`+`

,`-`

,`*`

,`^`

,`<`

,`>`

,`=`

,`(`

,`)`

,`[`

,`]`

,`,`

or`:`

.Should not contain spaces or any of the above special characters.

Avoid using reserved keywords (e.g.,

`min`

,`max`

,`subject to`

,`bounds`

,`binary`

,`end`

).

### Whitespace Sensitivity#

Whitespace is used to separate tokens. For example,

`x + y + z`

is valid, while`x+y+z`

would be interpreted as a single variable name.

### Order of Sections#

It’s best to follow the conventional order for readability.

### Consistency#

Ensure consistent use of variable and constraint names throughout the file.

### Decimal Points#

Use periods

`.`

for decimal points, not commas`,`

.

### Case Sensitivity#

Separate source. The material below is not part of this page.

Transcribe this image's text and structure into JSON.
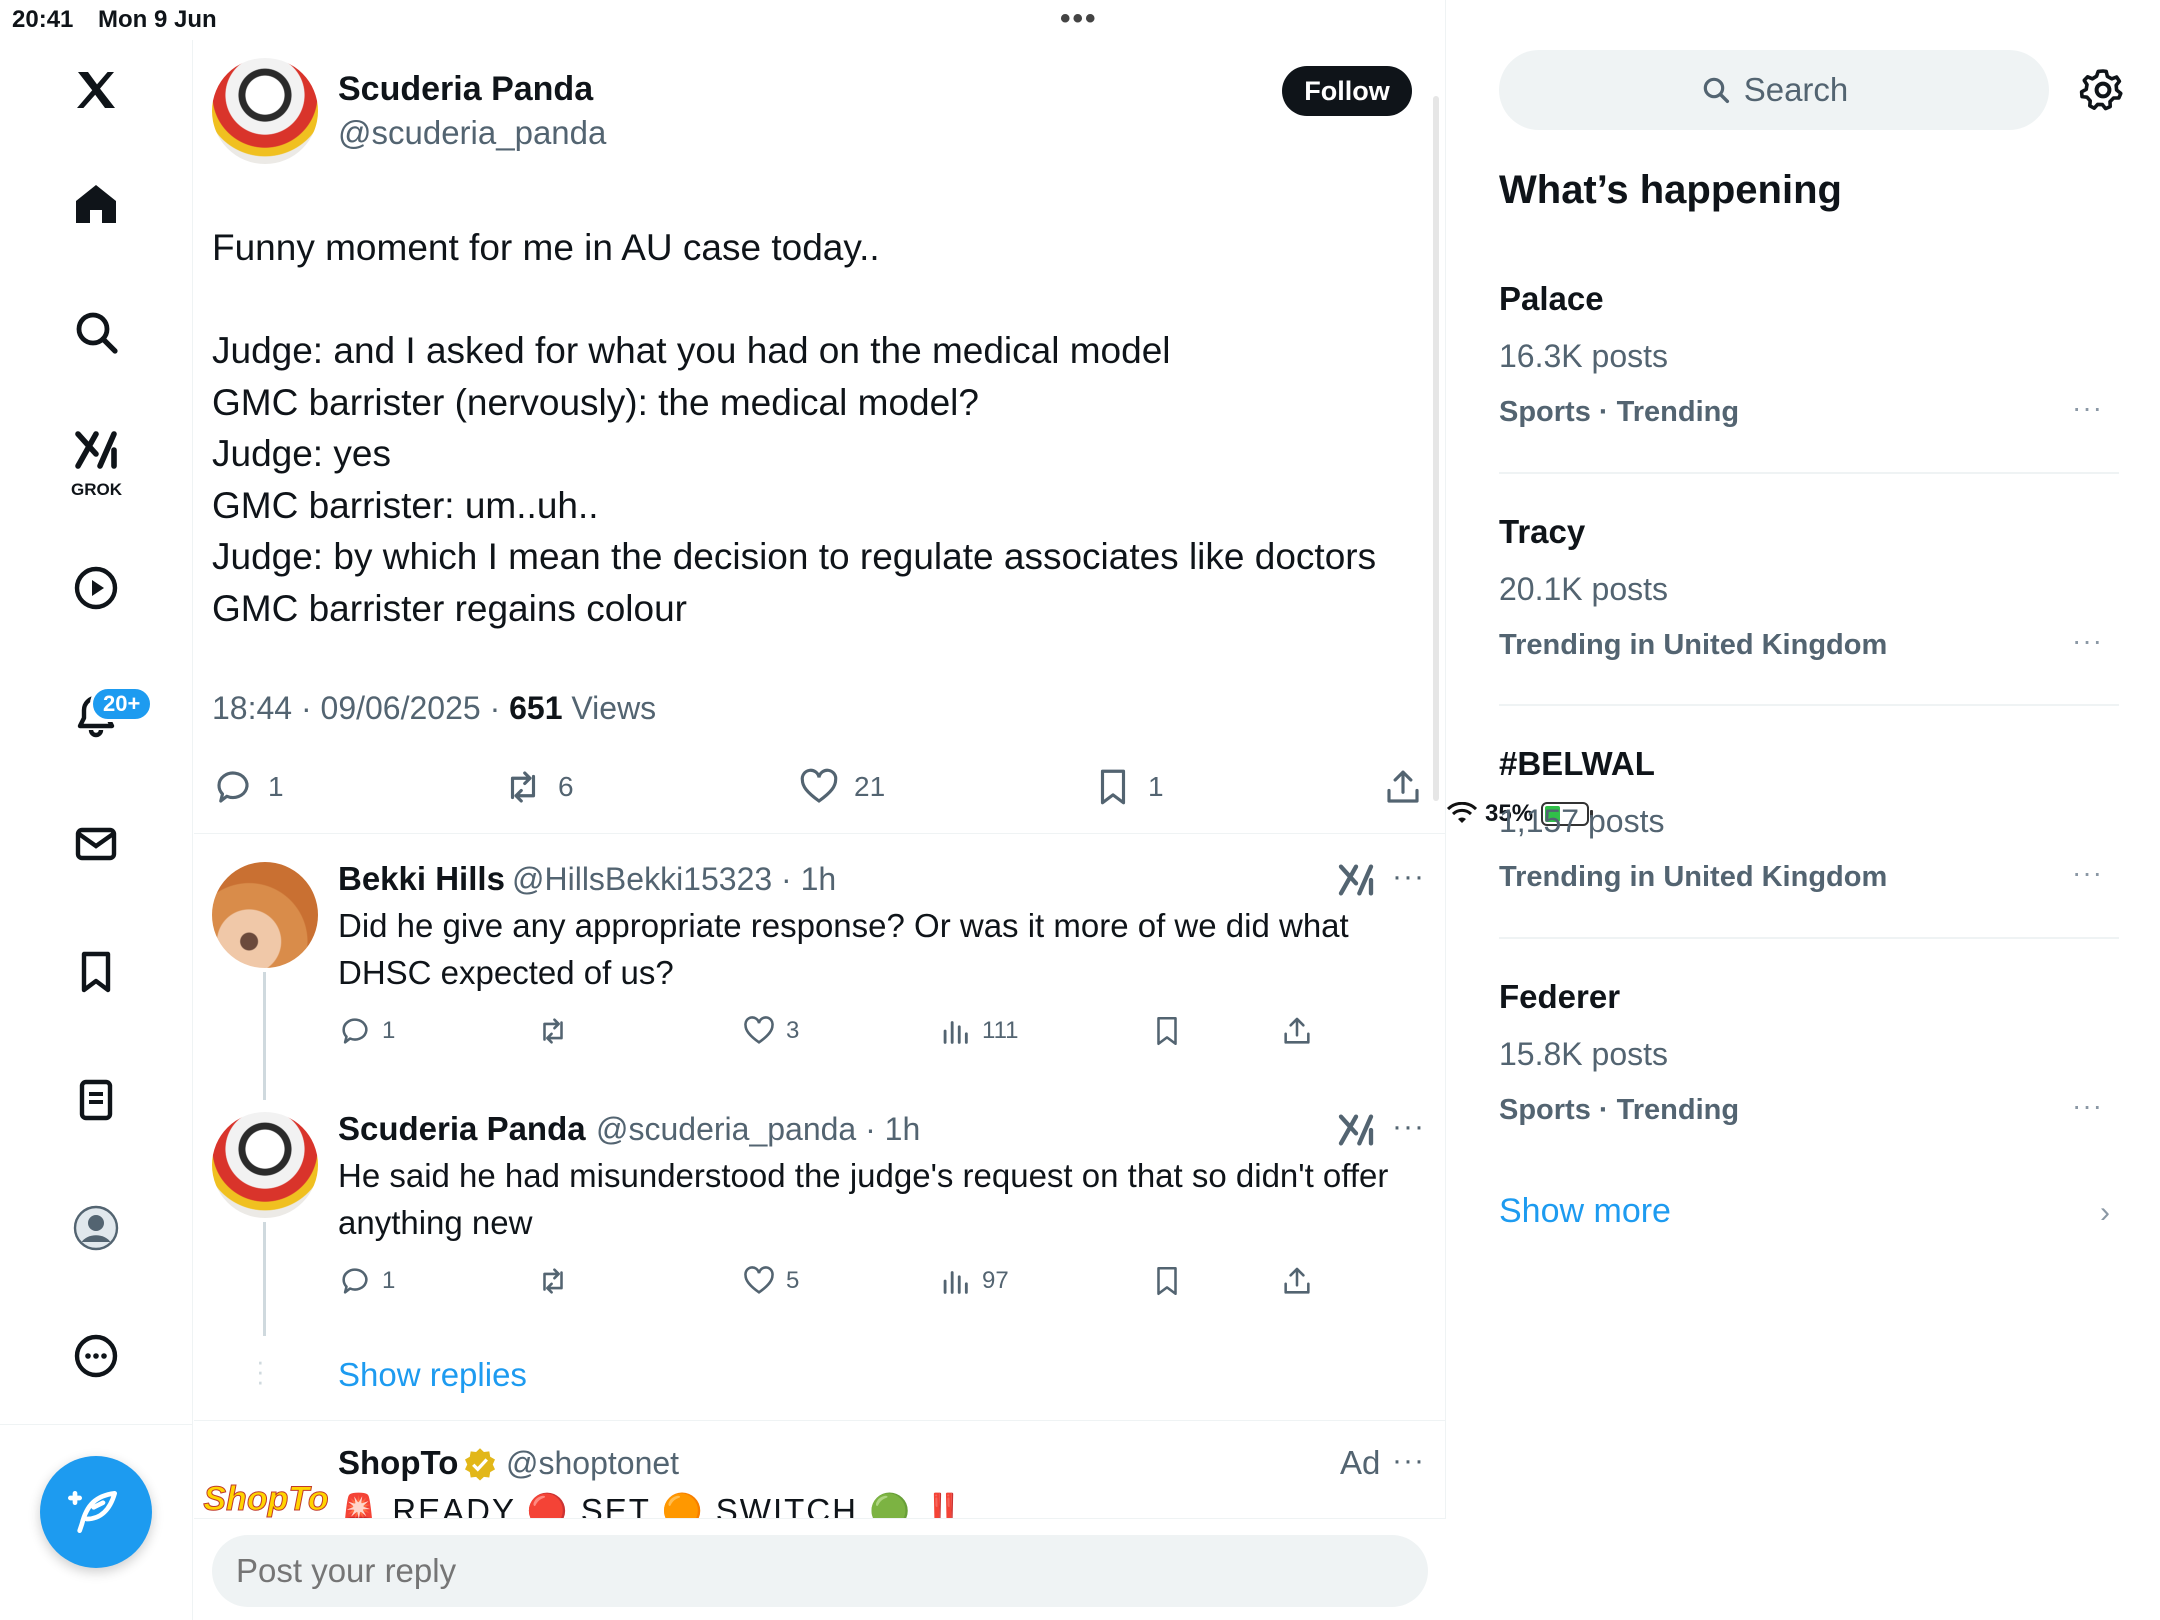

The LP format is case-insensitive, but it’s good practice to be consistent.

## Conclusion#

The LP format is a versatile and user-friendly way to represent optimization models. By adhering to the conventions and structures outlined above, you can effectively define various optimization problems, from simple linear programs to complex mixed-integer quadratically constrained models, in a format that is both readable and compatible with many optimization solvers.

## Comments#

Lines starting with a backslash

`\`

are treated as comments and are ignored by the parser.